The story unfolds in chapters, following each dish on the menu, amuse bouche to the dessert. Each dish gets a personal introduction from Slowik; sometimes embarrassing staff. These speeches make him reminisce, confess, or philosophize in a way that at first seems amusing and daring, as one would expect from a man of genius.
Yet, as the courses get stranger – (the course of bread is completely conceptual) – the speeches are tinged with anger, self-loathing, megalomania and contempt. Slowik is a psychopath, a tortured artist who is tired of putting his creations in front of rich pigs.

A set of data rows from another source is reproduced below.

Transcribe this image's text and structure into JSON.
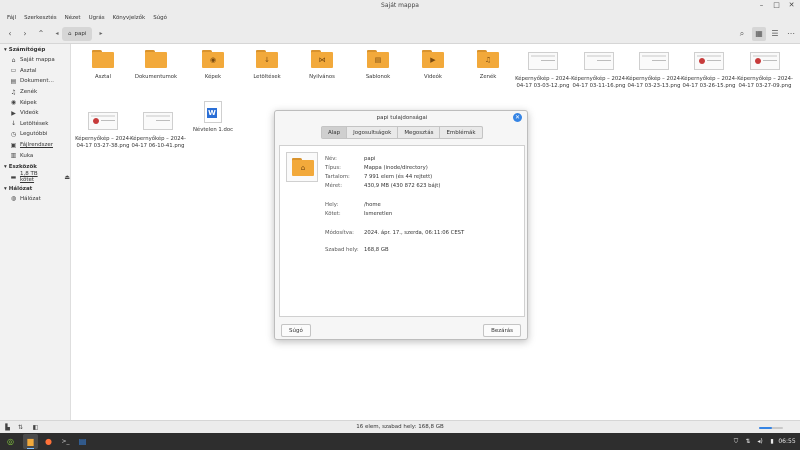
{
  "window": {
    "title": "Saját mappa",
    "controls": [
      "–",
      "□",
      "✕"
    ]
  },
  "menubar": [
    "Fájl",
    "Szerkesztés",
    "Nézet",
    "Ugrás",
    "Könyvjelzők",
    "Súgó"
  ],
  "toolbar": {
    "back": "‹",
    "forward": "›",
    "up": "⌃",
    "crumb_prev": "◂",
    "crumb_next": "▸",
    "breadcrumb": "papi",
    "view_icons": [
      "⌕",
      "▦",
      "☰",
      "⋯"
    ]
  },
  "sidebar": {
    "sections": [
      {
        "title": "Számítógép",
        "items": [
          {
            "label": "Saját mappa",
            "icon": "home-icon"
          },
          {
            "label": "Asztal",
            "icon": "desktop-icon"
          },
          {
            "label": "Dokument…",
            "icon": "documents-icon"
          },
          {
            "label": "Zenék",
            "icon": "music-icon"
          },
          {
            "label": "Képek",
            "icon": "pictures-icon"
          },
          {
            "label": "Videók",
            "icon": "videos-icon"
          },
          {
            "label": "Letöltések",
            "icon": "downloads-icon"
          },
          {
            "label": "Legutóbbi",
            "icon": "recent-icon"
          },
          {
            "label": "Fájlrendszer",
            "icon": "filesystem-icon"
          },
          {
            "label": "Kuka",
            "icon": "trash-icon"
          }
        ]
      },
      {
        "title": "Eszközök",
        "items": [
          {
            "label": "1,8 TB kötet",
            "icon": "drive-icon"
          }
        ]
      },
      {
        "title": "Hálózat",
        "items": [
          {
            "label": "Hálózat",
            "icon": "network-icon"
          }
        ]
      }
    ]
  },
  "files": [
    {
      "name": "Asztal",
      "kind": "folder",
      "emblem": ""
    },
    {
      "name": "Dokumentumok",
      "kind": "folder",
      "emblem": ""
    },
    {
      "name": "Képek",
      "kind": "folder",
      "emblem": "◉"
    },
    {
      "name": "Letöltések",
      "kind": "folder",
      "emblem": "↓"
    },
    {
      "name": "Nyilvános",
      "kind": "folder",
      "emblem": "⋈"
    },
    {
      "name": "Sablonok",
      "kind": "folder",
      "emblem": "▤"
    },
    {
      "name": "Videók",
      "kind": "folder",
      "emblem": "▶"
    },
    {
      "name": "Zenék",
      "kind": "folder",
      "emblem": "♫"
    },
    {
      "name": "Képernyőkép – 2024-04-17 03-03-12.png",
      "kind": "image"
    },
    {
      "name": "Képernyőkép – 2024-04-17 03-11-16.png",
      "kind": "image"
    },
    {
      "name": "Képernyőkép – 2024-04-17 03-23-13.png",
      "kind": "image"
    },
    {
      "name": "Képernyőkép – 2024-04-17 03-26-15.png",
      "kind": "image"
    },
    {
      "name": "Képernyőkép – 2024-04-17 03-27-09.png",
      "kind": "image"
    },
    {
      "name": "Képernyőkép – 2024-04-17 03-27-38.png",
      "kind": "image"
    },
    {
      "name": "Képernyőkép – 2024-04-17 06-10-41.png",
      "kind": "image"
    },
    {
      "name": "Névtelen 1.doc",
      "kind": "doc"
    }
  ],
  "statusbar": {
    "text": "16 elem, szabad hely: 168,8 GB",
    "zoom_fraction": 0.55
  },
  "dialog": {
    "title": "papi tulajdonságai",
    "tabs": [
      "Alap",
      "Jogosultságok",
      "Megosztás",
      "Emblémák"
    ],
    "active_tab": "Alap",
    "props": [
      {
        "label": "Név:",
        "value": "papi"
      },
      {
        "label": "Típus:",
        "value": "Mappa (inode/directory)"
      },
      {
        "label": "Tartalom:",
        "value": "7 991 elem (és 44 rejtett)"
      },
      {
        "label": "Méret:",
        "value": "430,9 MB (430 872 623 bájt)"
      },
      {
        "label": "Hely:",
        "value": "/home"
      },
      {
        "label": "Kötet:",
        "value": "Ismeretlen"
      },
      {
        "label": "Módosítva:",
        "value": "2024. ápr. 17., szerda, 06:11:06 CEST"
      },
      {
        "label": "Szabad hely:",
        "value": "168,8 GB"
      }
    ],
    "help_button": "Súgó",
    "close_button": "Bezárás"
  },
  "taskbar": {
    "time": "06:55",
    "tray_icons": [
      "shield-icon",
      "network-icon",
      "volume-icon",
      "battery-icon"
    ]
  },
  "colors": {
    "accent": "#3584e4",
    "folder": "#f2a93b"
  }
}
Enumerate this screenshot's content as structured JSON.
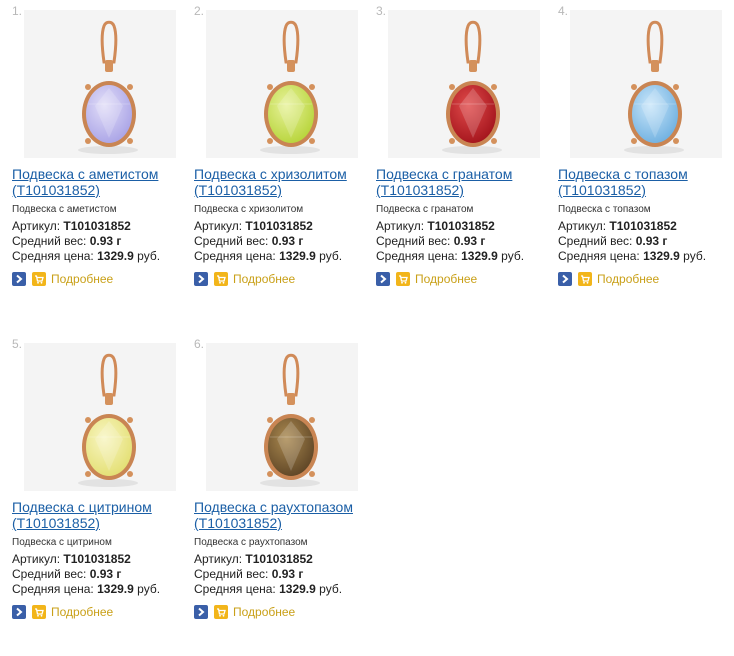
{
  "labels": {
    "article": "Артикул:",
    "weight": "Средний вес:",
    "price": "Средняя цена:",
    "currency": "руб.",
    "more": "Подробнее"
  },
  "products": [
    {
      "num": "1.",
      "title": "Подвеска с аметистом (T101031852)",
      "subtitle": "Подвеска с аметистом",
      "article": "T101031852",
      "weight": "0.93 г",
      "price": "1329.9",
      "stone_color": "#a9a3e6",
      "stone_light": "#e2def8"
    },
    {
      "num": "2.",
      "title": "Подвеска с хризолитом (T101031852)",
      "subtitle": "Подвеска с хризолитом",
      "article": "T101031852",
      "weight": "0.93 г",
      "price": "1329.9",
      "stone_color": "#b7d43a",
      "stone_light": "#e7f29a"
    },
    {
      "num": "3.",
      "title": "Подвеска с гранатом (T101031852)",
      "subtitle": "Подвеска с гранатом",
      "article": "T101031852",
      "weight": "0.93 г",
      "price": "1329.9",
      "stone_color": "#a3141c",
      "stone_light": "#e04a4a"
    },
    {
      "num": "4.",
      "title": "Подвеска с топазом (T101031852)",
      "subtitle": "Подвеска с топазом",
      "article": "T101031852",
      "weight": "0.93 г",
      "price": "1329.9",
      "stone_color": "#6fb0e0",
      "stone_light": "#c9e6fa"
    },
    {
      "num": "5.",
      "title": "Подвеска с цитрином (T101031852)",
      "subtitle": "Подвеска с цитрином",
      "article": "T101031852",
      "weight": "0.93 г",
      "price": "1329.9",
      "stone_color": "#e3df72",
      "stone_light": "#f8f5c2"
    },
    {
      "num": "6.",
      "title": "Подвеска с раухтопазом (T101031852)",
      "subtitle": "Подвеска с раухтопазом",
      "article": "T101031852",
      "weight": "0.93 г",
      "price": "1329.9",
      "stone_color": "#5e4526",
      "stone_light": "#a9884f"
    }
  ]
}
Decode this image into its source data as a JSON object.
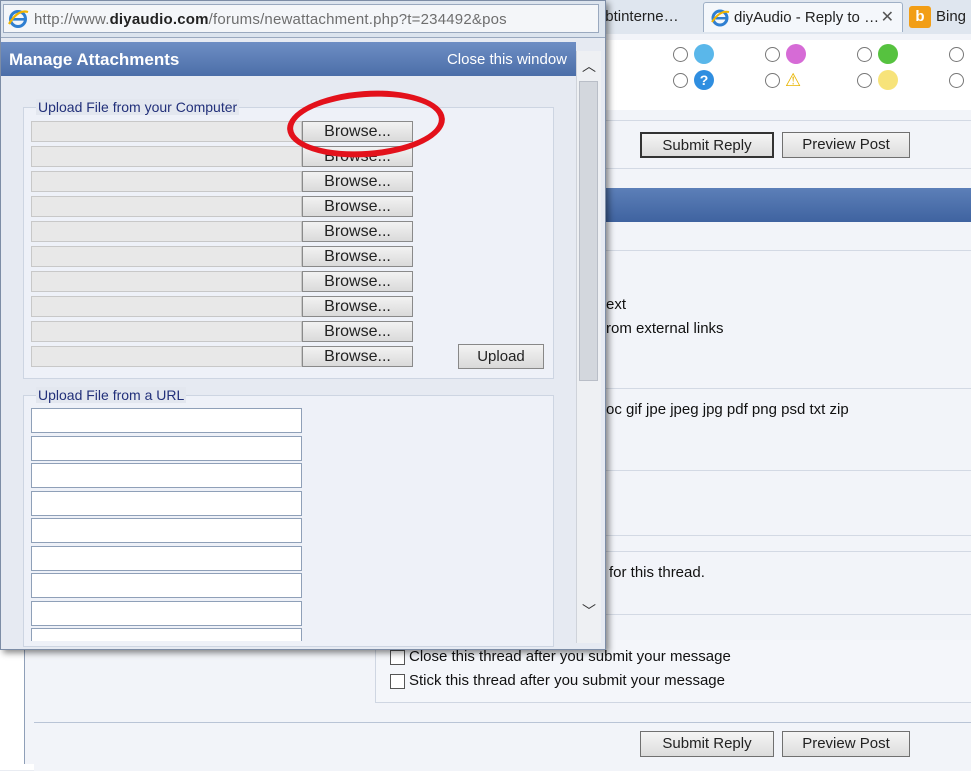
{
  "browser": {
    "popup_url_prefix": "http://www.",
    "popup_url_domain": "diyaudio.com",
    "popup_url_rest": "/forums/newattachment.php?t=234492&pos",
    "tabs": [
      {
        "label": "@btinterne…"
      },
      {
        "label": "diyAudio - Reply to …"
      },
      {
        "label": "Bing"
      }
    ]
  },
  "popup": {
    "title": "Manage Attachments",
    "close_link": "Close this window",
    "upload_computer_legend": "Upload File from your Computer",
    "browse_label": "Browse...",
    "file_rows": 10,
    "upload_button": "Upload",
    "upload_url_legend": "Upload File from a URL",
    "url_rows": 9
  },
  "page": {
    "submit_reply": "Submit Reply",
    "preview_post": "Preview Post",
    "text_ext": "ext",
    "text_links": "rom external links",
    "text_types": "oc gif jpe jpeg jpg pdf png psd txt zip",
    "text_thread": "for this thread.",
    "opt_close": "Close this thread after you submit your message",
    "opt_stick": "Stick this thread after you submit your message"
  },
  "colors": {
    "annotation": "#e3111b",
    "title_bar": "#4b6ea8",
    "legend_text": "#22307a"
  }
}
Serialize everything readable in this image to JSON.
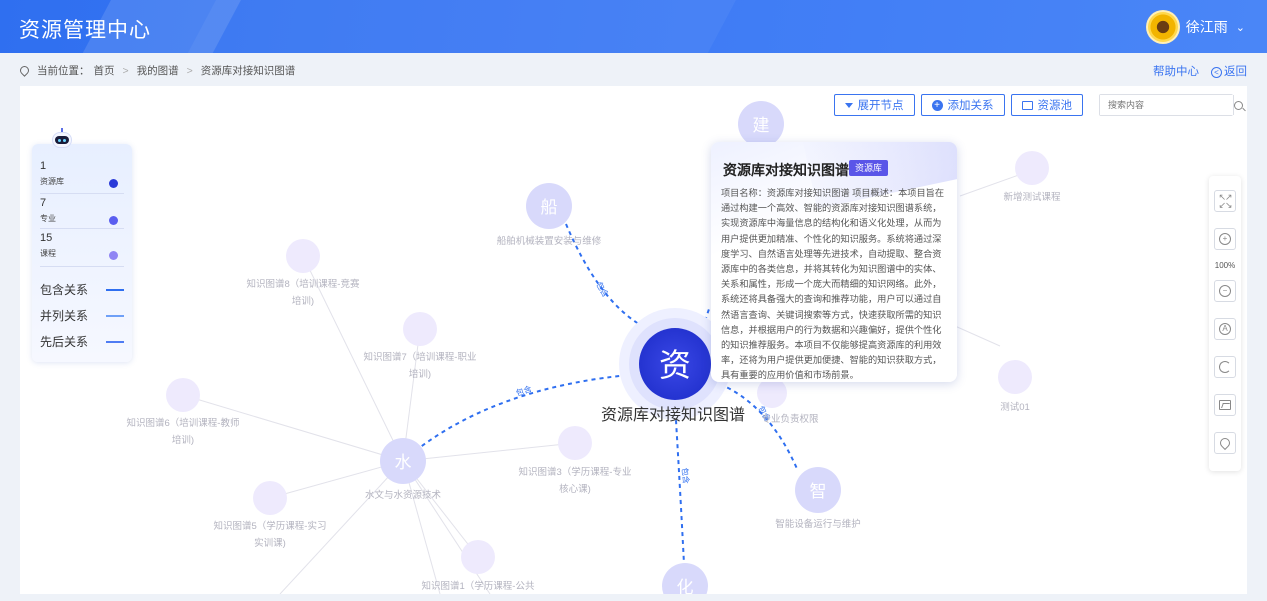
{
  "app": {
    "title": "资源管理中心"
  },
  "user": {
    "name": "徐江雨"
  },
  "breadcrumb": {
    "prefix": "当前位置：",
    "items": [
      "首页",
      "我的图谱",
      "资源库对接知识图谱"
    ]
  },
  "top_links": {
    "help": "帮助中心",
    "back": "返回"
  },
  "toolbar": {
    "expand": "展开节点",
    "add_relation": "添加关系",
    "resource_pool": "资源池",
    "search_placeholder": "搜索内容"
  },
  "legend": {
    "categories": [
      {
        "count": "1",
        "name": "资源库",
        "color": "#2a3ad8"
      },
      {
        "count": "7",
        "name": "专业",
        "color": "#5a5ef0"
      },
      {
        "count": "15",
        "name": "课程",
        "color": "#8f85f4"
      }
    ],
    "relations": [
      {
        "name": "包含关系",
        "color": "#2f6ff0"
      },
      {
        "name": "并列关系",
        "color": "#6fa0f7"
      },
      {
        "name": "先后关系",
        "color": "#4f7cf3"
      }
    ]
  },
  "graph": {
    "center": {
      "char": "资",
      "label": "资源库对接知识图谱"
    },
    "majors": [
      {
        "char": "船",
        "label": "船舶机械装置安装与维修"
      },
      {
        "char": "水",
        "label": "水文与水资源技术"
      },
      {
        "char": "智",
        "label": "智能设备运行与维护"
      },
      {
        "char": "化",
        "label": ""
      },
      {
        "char": "建",
        "label": ""
      }
    ],
    "courses": [
      {
        "label_lines": [
          "知识图谱8（培训课程-竞赛",
          "培训)"
        ]
      },
      {
        "label_lines": [
          "知识图谱7（培训课程-职业",
          "培训)"
        ]
      },
      {
        "label_lines": [
          "知识图谱6（培训课程-教师",
          "培训)"
        ]
      },
      {
        "label_lines": [
          "知识图谱5（学历课程-实习",
          "实训课)"
        ]
      },
      {
        "label_lines": [
          "知识图谱3（学历课程-专业",
          "核心课)"
        ]
      },
      {
        "label_lines": [
          "知识图谱1（学历课程-公共"
        ]
      },
      {
        "label_lines": [
          "新增测试课程"
        ]
      },
      {
        "label_lines": [
          "测试01"
        ]
      },
      {
        "label_lines": [
          "专业负责权限"
        ]
      }
    ],
    "relation_label": "包含"
  },
  "card": {
    "title": "资源库对接知识图谱",
    "badge": "资源库",
    "lines": [
      "项目名称：资源库对接知识图谱 项目概述：本项目旨在",
      "通过构建一个高效、智能的资源库对接知识图谱系统，",
      "实现资源库中海量信息的结构化和语义化处理，从而为",
      "用户提供更加精准、个性化的知识服务。系统将通过深",
      "度学习、自然语言处理等先进技术，自动提取、整合资",
      "源库中的各类信息，并将其转化为知识图谱中的实体、",
      "关系和属性，形成一个庞大而精细的知识网络。此外，",
      "系统还将具备强大的查询和推荐功能，用户可以通过自",
      "然语言查询、关键词搜索等方式，快速获取所需的知识",
      "信息，并根据用户的行为数据和兴趣偏好，提供个性化",
      "的知识推荐服务。本项目不仅能够提高资源库的利用效",
      "率，还将为用户提供更加便捷、智能的知识获取方式，",
      "具有重要的应用价值和市场前景。"
    ]
  },
  "zoom": {
    "level": "100%"
  }
}
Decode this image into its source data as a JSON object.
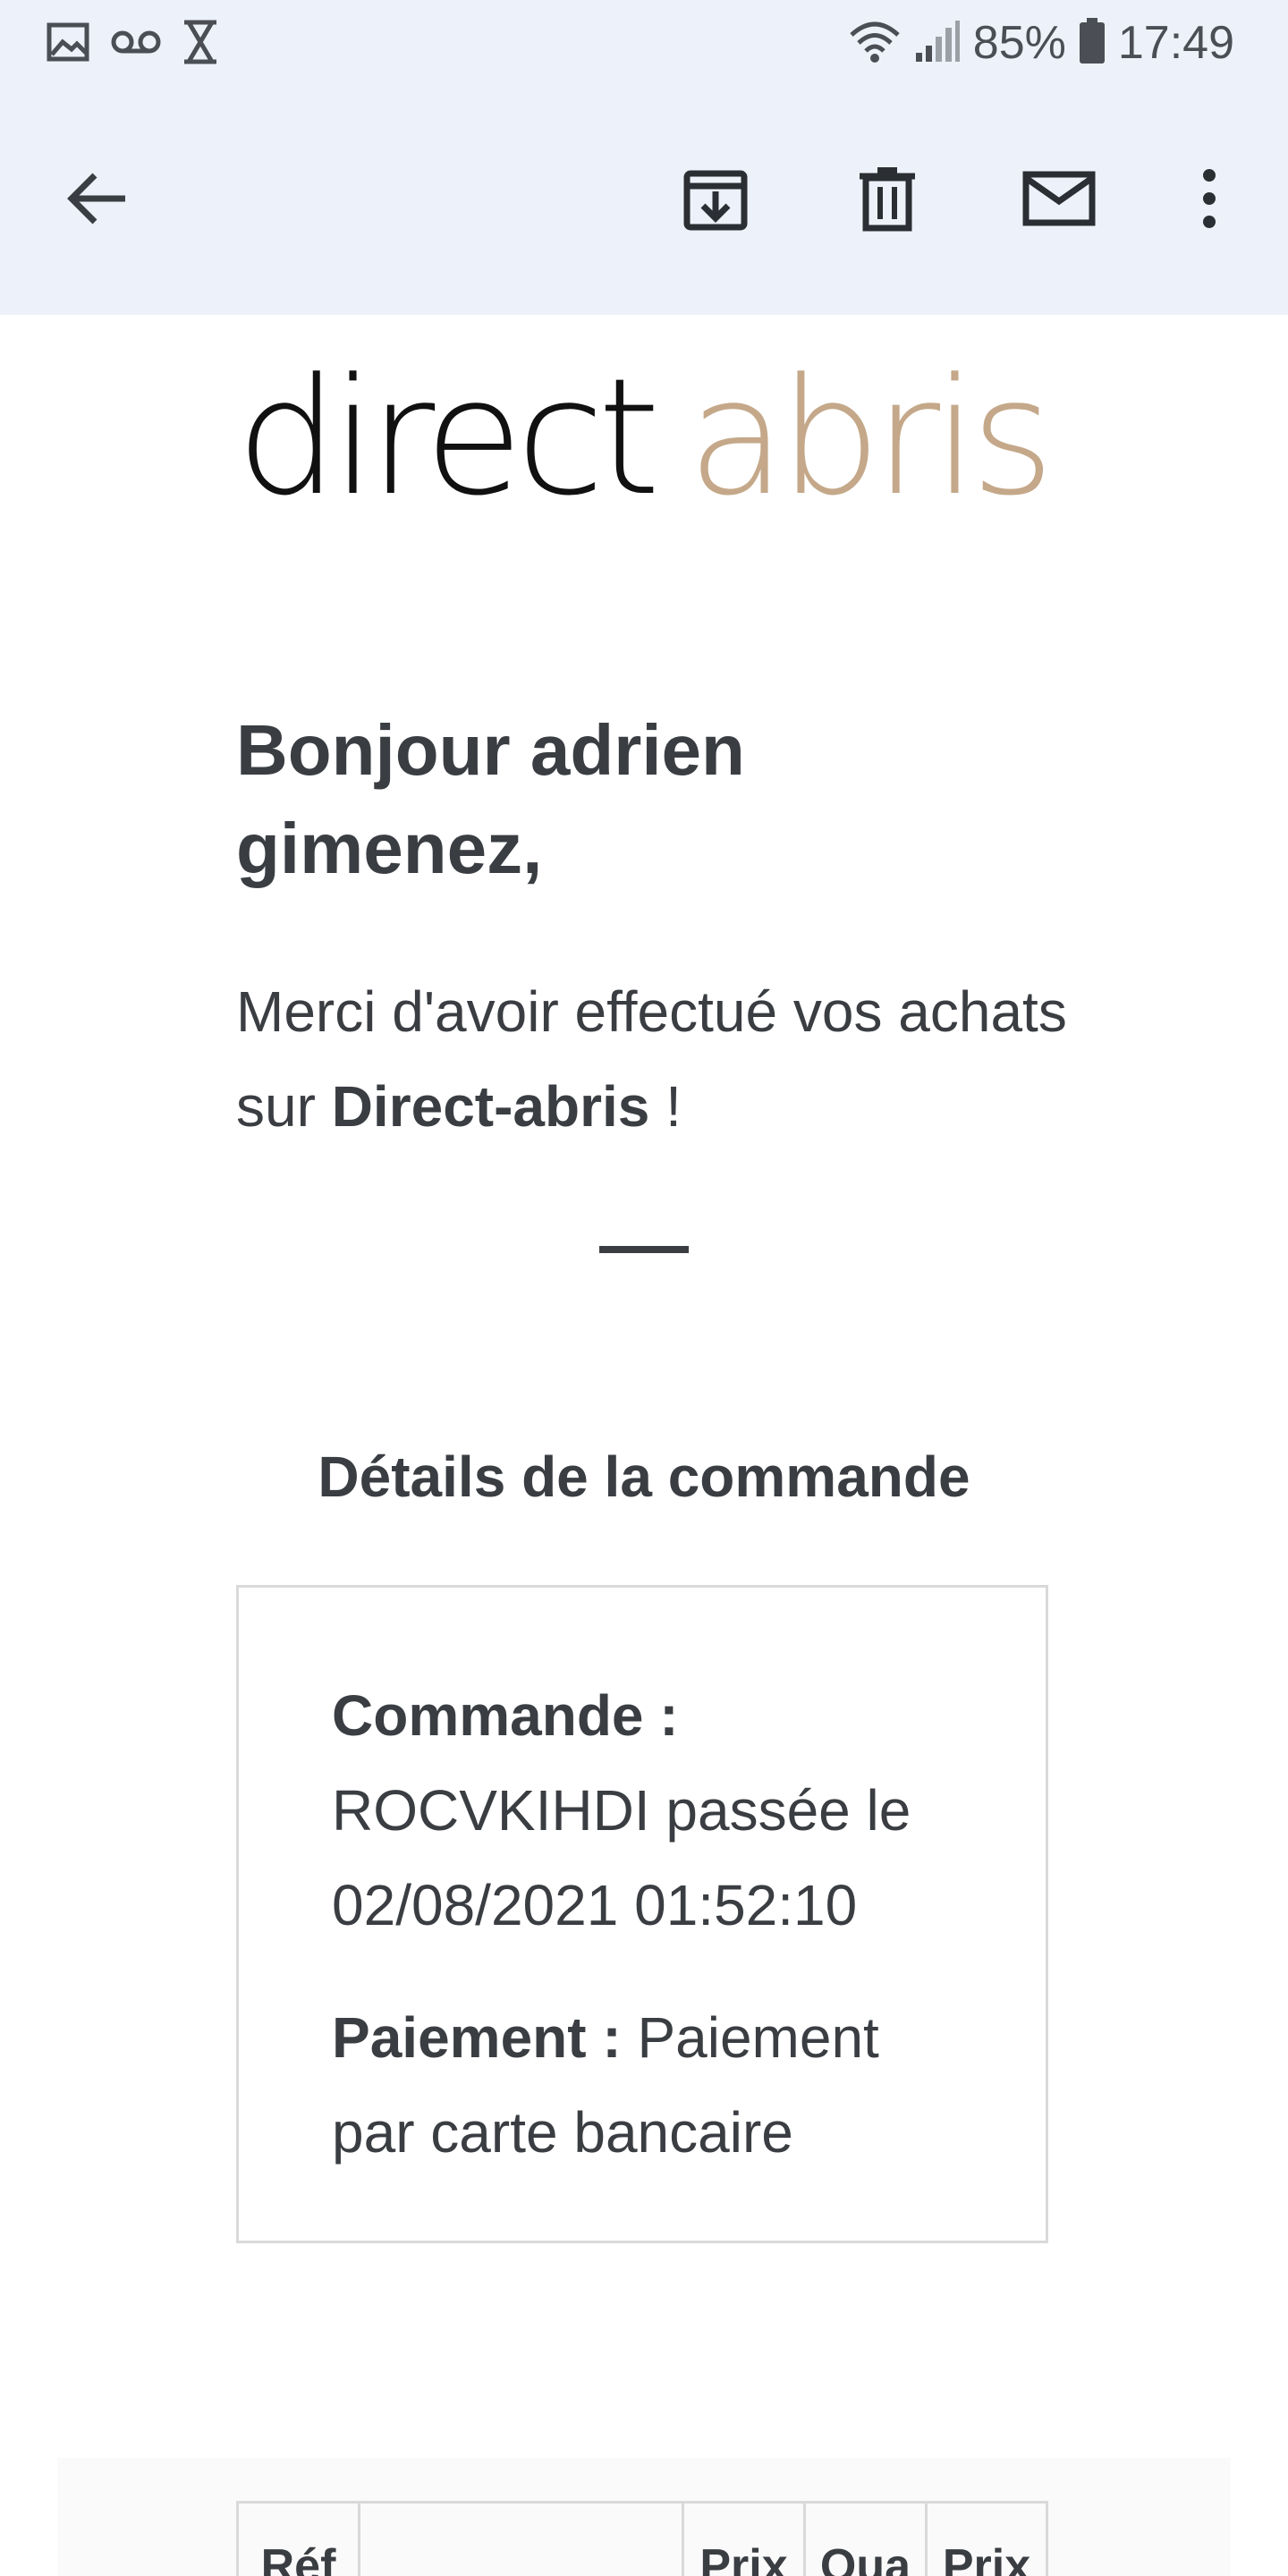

This exclusive meal is designed as a last supper for a cross section of patrons he has grown to despise. Each guest was handpicked; their sins being grilled on tacos that appear on their plates like subpeonas calling them to account. The only exception is Margo, whom Tyler enlisted as a last-minute replacement after a breakup with his girlfriend.
For Slowik, Margo is the fly in the soup that ruined his immaculate preparations. He must find a way to classify it, find out if it belongs to the wealthy and privileged diners, or to the kitchen workers. This is where we start to see The menu as a story of class and inequality, which quickly translates into a reign of terror inflicted by the serfs on their social superiors.
When Margo sees a photo of a young Slowik flipping burgers, she can see that he has risen from working class to his current eminence. Successfully, he arrived at a nihilistic worldview in which a talented aristocracy is enslaved and belittled by the stupid and unworthy rich. Tonight’s meal is designed as the apocalyptic finale of his career: a political statement and a fearsome act of revenge.
In its constitution, The menu borrows from many different sources. The setting evokes thoughts of other cinematic islands, where the resident dictator could be Dr. Moreau or Dr. No. As most of the action takes place in the restaurant, guests of Bunuel’s are remembered The Exterminating Angel (1962), who are unable to leave the room.
On the one occasion that Slowik’s guests are asked to leave, the men are stalked by the hands of the kitchen, in a familiar scenario of B-level exploitation thrillers in which the villain pretends to give his friends a sporting chance. victims.
Slowik’s menu is designed to break diners’ pride and spirit in incremental steps, until their only thoughts are survival. In dramatic terms, the characters are little more than pawns, which doesn’t make for a memorable game. As representative types they are caricatures, even Fiennes, who plays Slowik with the same severity he brought to the title role of Coriolanus (2011).
After Hoult’s appearances in The Favorite (2018) and TV series Great, he seems destined to play the obsequious idiot. Only Anya Taylor-Joy has a role that acquires some light and shade.
The obvious movie to watch next to this is Ruben Ostlund’s triangle of sadness, which will be released in theaters in a few weeks. Again, the rich and decadent are targeted, though the humor is sharper and more subtle, at least until the vomiting begins. The driving force behind such films seems to be a sense of disgust at the incredible wealth and power concentrated in the hands of a small group of otherwise indiscriminate people these days.
The mega-rich are engaged in a full-time search for ways to spend their money, from expensive restaurants to luxury travel. They buy art and fund movies and political candidates with the same level of disinterest. Satire may be the only weapon that can be used against them, but it’s a dull knife at best. This is perhaps why, in The menuhumor quickly turns into murder.
Realized by Marc Mylod
Written by Seth Reiss and Will Tracy
Featuring Ralph Fiennes, Anya Taylor-Joy, Nicholas Hoult, Hong Chau, Janet McTeer, John Leguizamo, Aimee Carrero